by Kate Bettison

The blurb to this new book on childlessness is every apt – Kate Bettison ‘never doubted that she would be a mother one day… but 3 rounds of IVF …brought the reality of infertility and the challenges of adapting to a new life – a life without kids. In 2009 Kate Bettison began looking for a book that would provide her with guidance and comfort, but she could only find books on infertility where in the end a child was born or books written by people who had never wanted a child. When you can’t have kids is the book Kate wanted to read when she first knew she would never be a mother.’

I must agree – this book is very much that – a book I would have wanted to read when I was coming to terms with infertility.
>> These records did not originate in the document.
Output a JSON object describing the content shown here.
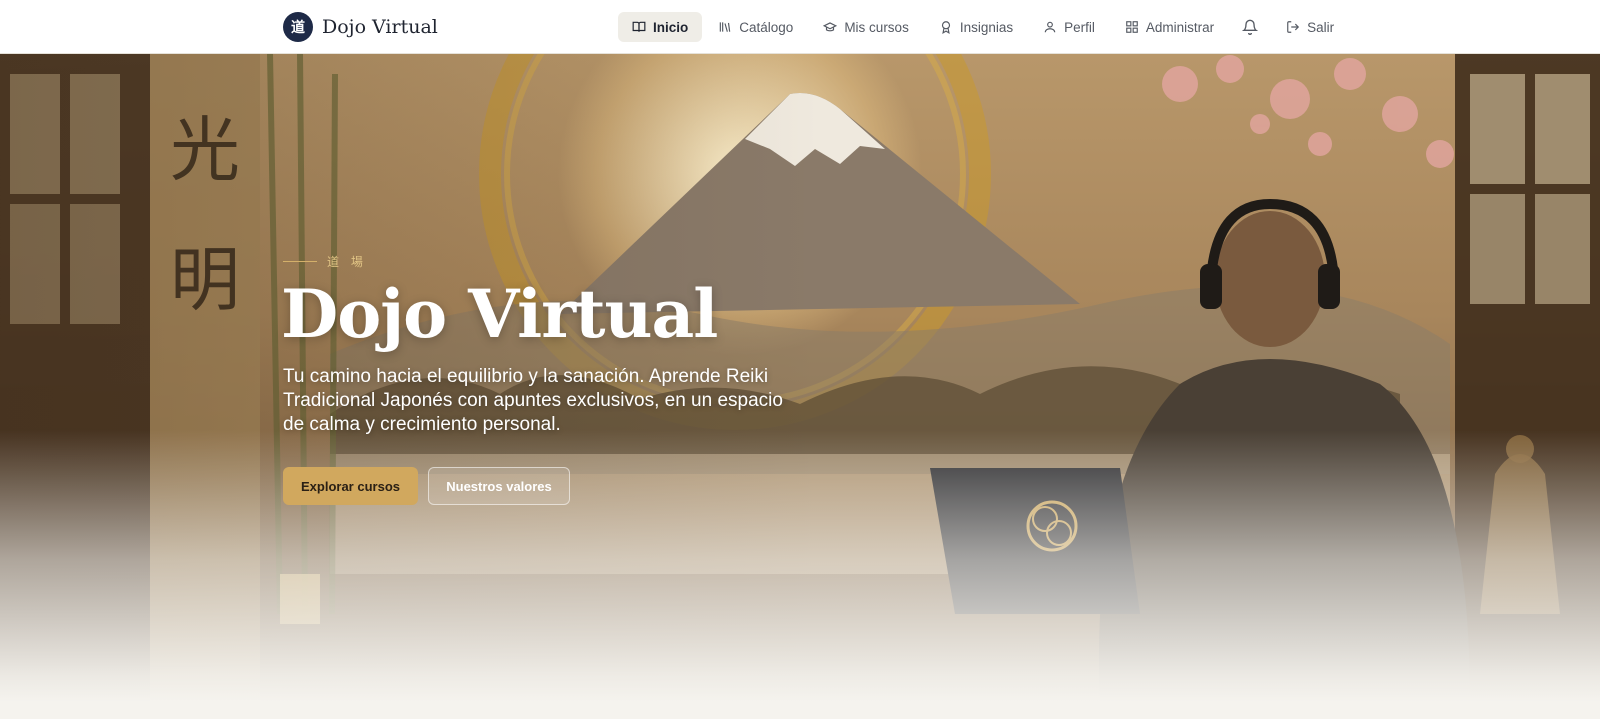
{
  "brand": {
    "logo_glyph": "道",
    "name": "Dojo Virtual"
  },
  "nav": {
    "items": [
      {
        "label": "Inicio",
        "icon": "book-open-icon",
        "active": true
      },
      {
        "label": "Catálogo",
        "icon": "library-icon",
        "active": false
      },
      {
        "label": "Mis cursos",
        "icon": "graduation-cap-icon",
        "active": false
      },
      {
        "label": "Insignias",
        "icon": "award-icon",
        "active": false
      },
      {
        "label": "Perfil",
        "icon": "user-icon",
        "active": false
      },
      {
        "label": "Administrar",
        "icon": "grid-icon",
        "active": false
      },
      {
        "label": "",
        "icon": "bell-icon",
        "active": false
      },
      {
        "label": "Salir",
        "icon": "logout-icon",
        "active": false
      }
    ]
  },
  "hero": {
    "eyebrow": "道 場",
    "title": "Dojo Virtual",
    "subtitle": "Tu camino hacia el equilibrio y la sanación. Aprende Reiki Tradicional Japonés con apuntes exclusivos, en un espacio de calma y crecimiento personal.",
    "primary_button": "Explorar cursos",
    "secondary_button": "Nuestros valores"
  },
  "colors": {
    "brand_navy": "#1e2a47",
    "accent_gold": "#d1a85e",
    "page_background": "#f5f3ee"
  }
}
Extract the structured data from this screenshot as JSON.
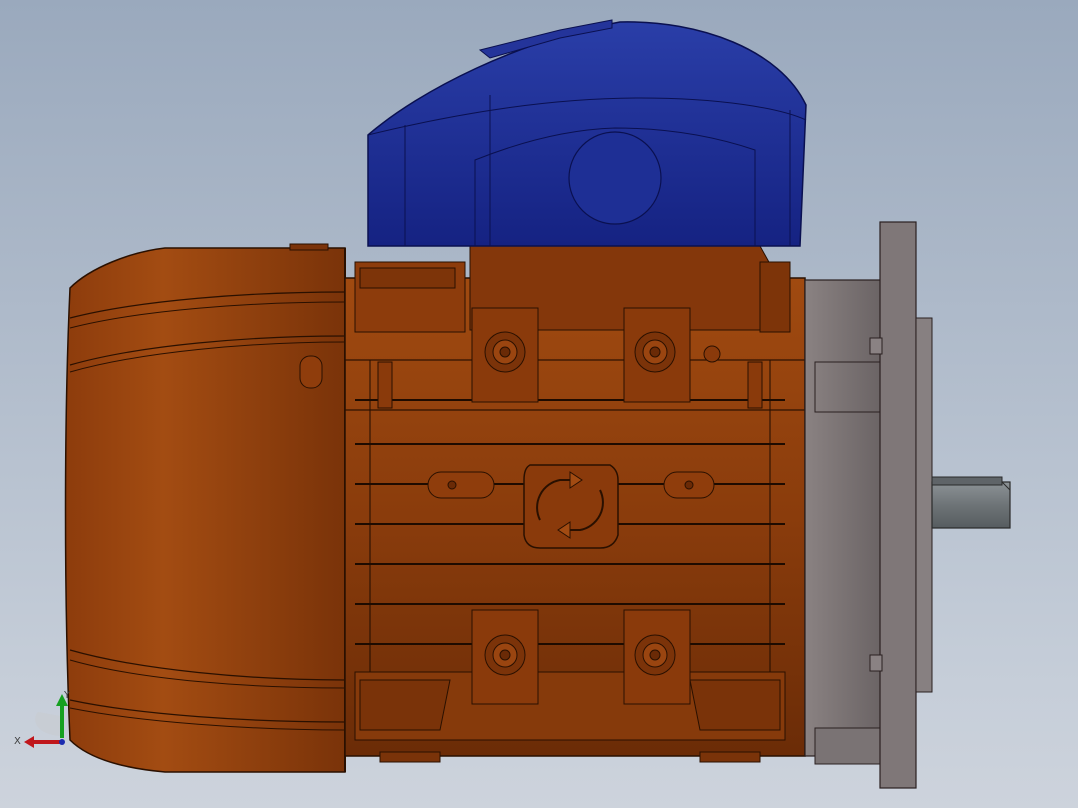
{
  "window": {
    "view": "Front",
    "model_colors": {
      "housing": "#8a3c0c",
      "housing_dark": "#5a2404",
      "fan_cover": "#1b2a8c",
      "flange": "#7b7576",
      "shaft": "#6e7477",
      "background_top": "#9aa9bd",
      "background_bottom": "#cdd3dc"
    }
  },
  "triad": {
    "x_label": "X",
    "y_label": "Y",
    "x_color": "#c0161b",
    "y_color": "#15a020"
  }
}
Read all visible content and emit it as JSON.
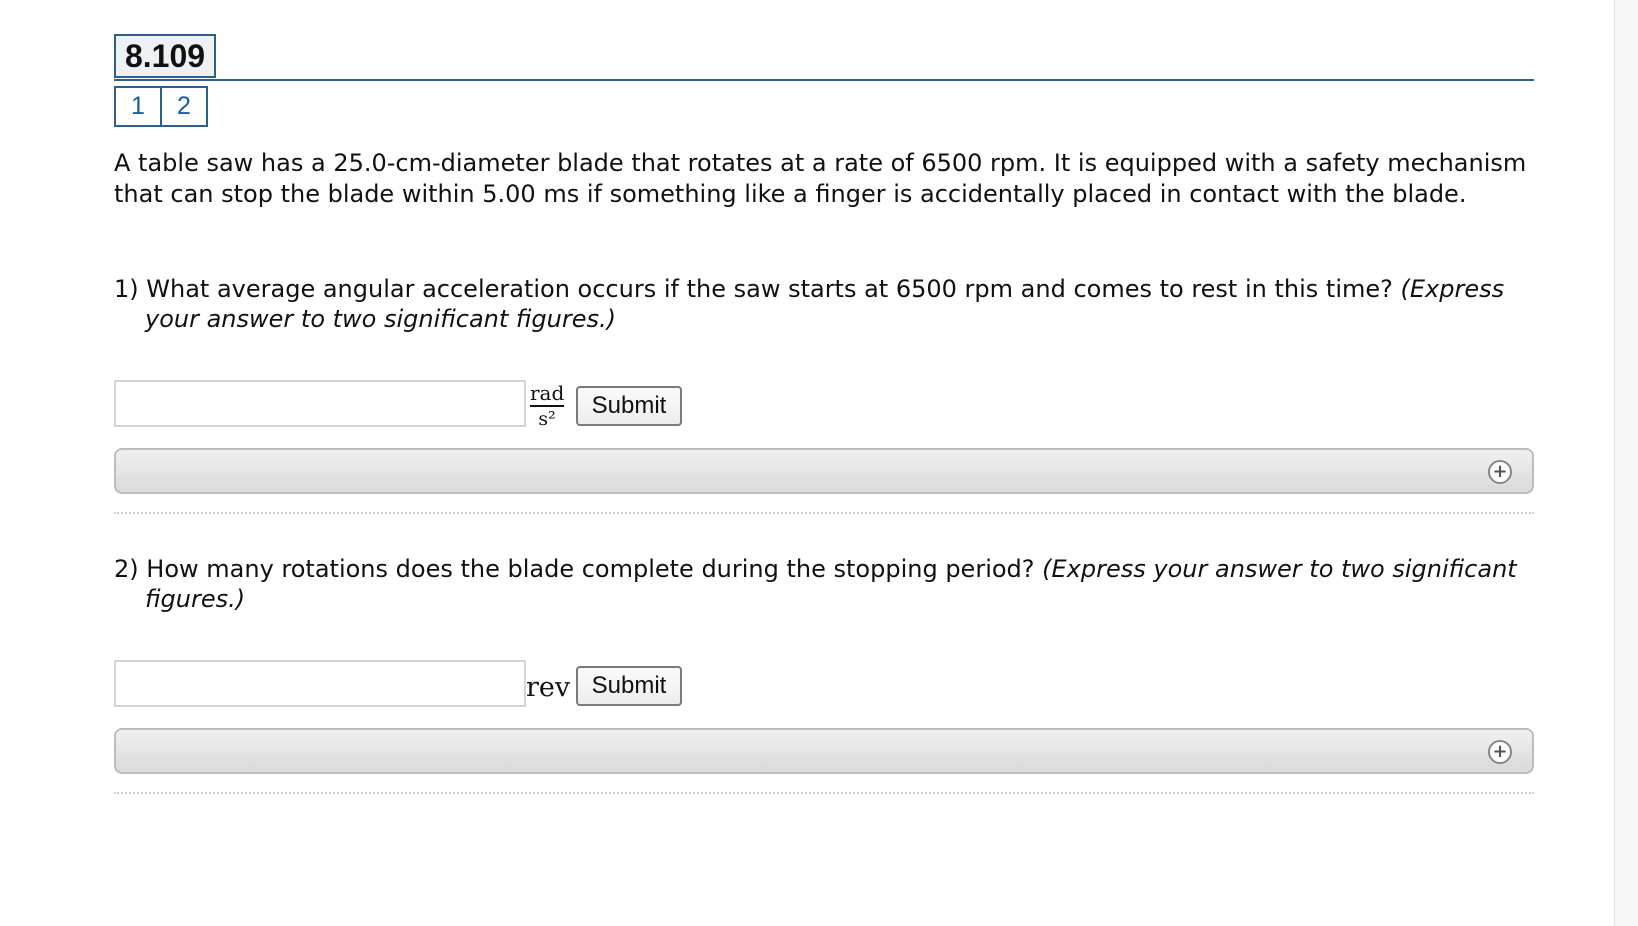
{
  "problem": {
    "title": "8.109",
    "parts": [
      "1",
      "2"
    ],
    "statement": "A table saw has a 25.0-cm-diameter blade that rotates at a rate of 6500 rpm. It is equipped with a safety mechanism that can stop the blade within 5.00 ms if something like a finger is accidentally placed in contact with the blade."
  },
  "questions": [
    {
      "number": "1)",
      "text": "What average angular acceleration occurs if the saw starts at 6500 rpm and comes to rest in this time?",
      "hint": "(Express your answer to two significant figures.)",
      "answer_value": "",
      "unit_numerator": "rad",
      "unit_denominator": "s²",
      "submit_label": "Submit",
      "expand_icon": "plus-circle-icon"
    },
    {
      "number": "2)",
      "text": "How many rotations does the blade complete during the stopping period?",
      "hint": "(Express your answer to two significant figures.)",
      "answer_value": "",
      "unit": "rev",
      "submit_label": "Submit",
      "expand_icon": "plus-circle-icon"
    }
  ],
  "colors": {
    "accent": "#2f5f8c",
    "tab_text": "#1a5c9c",
    "bar_top": "#f1f1f1",
    "bar_bottom": "#d9d9d9"
  }
}
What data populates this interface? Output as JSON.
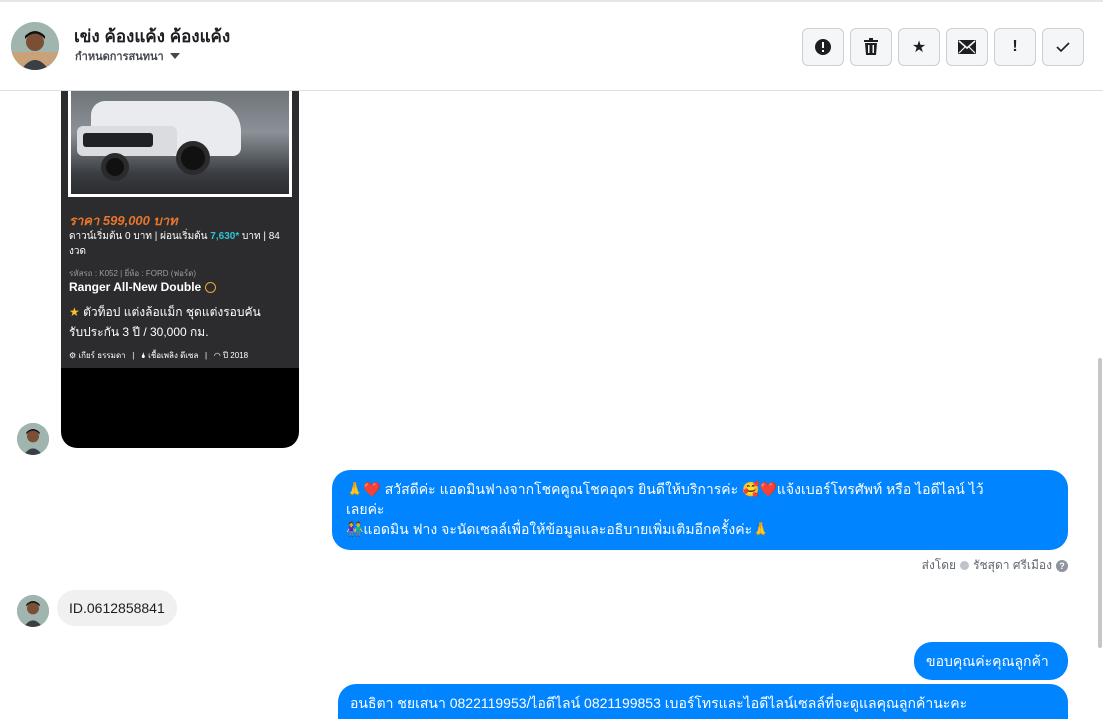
{
  "header": {
    "name": "เข่ง ค้องแค้ง ค้องแค้ง",
    "subtitle": "กำหนดการสนทนา",
    "actions": [
      {
        "icon": "alert-circle-icon",
        "glyph": "!"
      },
      {
        "icon": "trash-icon",
        "glyph": ""
      },
      {
        "icon": "star-icon",
        "glyph": "★"
      },
      {
        "icon": "envelope-icon",
        "glyph": "✉"
      },
      {
        "icon": "exclamation-icon",
        "glyph": "!"
      },
      {
        "icon": "checkmark-icon",
        "glyph": "✓"
      }
    ]
  },
  "listing": {
    "price": "ราคา 599,000 บาท",
    "down_prefix": "ดาวน์เริ่มต้น 0 บาท | ผ่อนเริ่มต้น ",
    "installment": "7,630*",
    "down_suffix": " บาท | 84 งวด",
    "meta": "รหัสรถ : K052 | ยี่ห้อ : FORD (ฟอร์ด)",
    "model": "Ranger All-New Double",
    "desc_line1": "ตัวท็อป แต่งล้อแม็ก ชุดแต่งรอบคัน",
    "desc_line2": "รับประกัน 3 ปี / 30,000 กม.",
    "spec_gear": "เกียร์ ธรรมดา",
    "spec_fuel": "เชื้อเพลิง ดีเซล",
    "spec_year": "ปี 2018"
  },
  "messages": {
    "greeting_line1": "🙏❤️ สวัสดีค่ะ แอดมินฟางจากโชคคูณโชคอุดร ยินดีให้บริการค่ะ 🥰❤️แจ้งเบอร์โทรศัพท์ หรือ ไอดีไลน์ ไว้",
    "greeting_line2": "เลยค่ะ",
    "greeting_line3": "👫แอดมิน ฟาง จะนัดเซลล์เพื่อให้ข้อมูลและอธิบายเพิ่มเติมอีกครั้งค่ะ🙏",
    "sent_by_label": "ส่งโดย",
    "sent_by_name": "รัชสุดา ศรีเมือง",
    "customer_id": "ID.0612858841",
    "thanks": "ขอบคุณค่ะคุณลูกค้า",
    "followup": "อนธิตา ชยเสนา      0822119953/ไอดีไลน์ 0821199853  เบอร์โทรและไอดีไลน์เซลล์ที่จะดูแลคุณลูกค้านะคะ"
  },
  "colors": {
    "outgoing_bubble": "#0084ff",
    "incoming_bubble": "#f1f0f0",
    "price_orange": "#e8762d",
    "installment_teal": "#2fc3d6"
  }
}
This book is a reminder of what feelings and thoughts are common amongst us, as Kate does not give advice about infertility or childlessness, but tells us openly and honestly how it was for her – her own story.

Kate takes us on her journey from meeting her husband, through the details and feelings about IVF treatments and their decision not to adopt or foster.

She describes dealing with family pregnancies, but also the confusing joys of a new nephew and the anxieties and emotions she encountered as she attempted to come to terms with a life without her own children. Kate is open about the impact treatment had on her emotions – the feelings of anger, inadequacy as a woman, the changes to their marriage as well as jealousy, despair and her depression.

It sounds ‘heavy’, but Kate writes in a relaxed style in small digestible chapters so you can dip in and out or read more if you are comfortable. In the second half of the book Kate describes her journey of acceptance, never prescribing types of self-help. She shares the ways she marked the events of her infertility that often seemed like deaths and how she put to rest the children that might have been, through passing on collected baby items and redecorating. Through the positivity of her healing retreats, her ‘furbabies’ and the joy of her nephews she was able to admit, “Life is never guaranteed to work out the way we want it to, it didn’t for us. But we have an extraordinary life nonetheless with opportunities now that we might not have had if we had children of our own. They are not better or worse opportunities, they are just different.”

Whether at the start of this difficult journey or confirming your own experiences, this book is a valuable edition to the MTL bookshelf. Kate asks, as many of us do, ‘So what am I left with that I can leave to the world if I can’t pass on my genes as a legacy? – I have a lot.’ – I believe her legacy is at the very least this book.

T R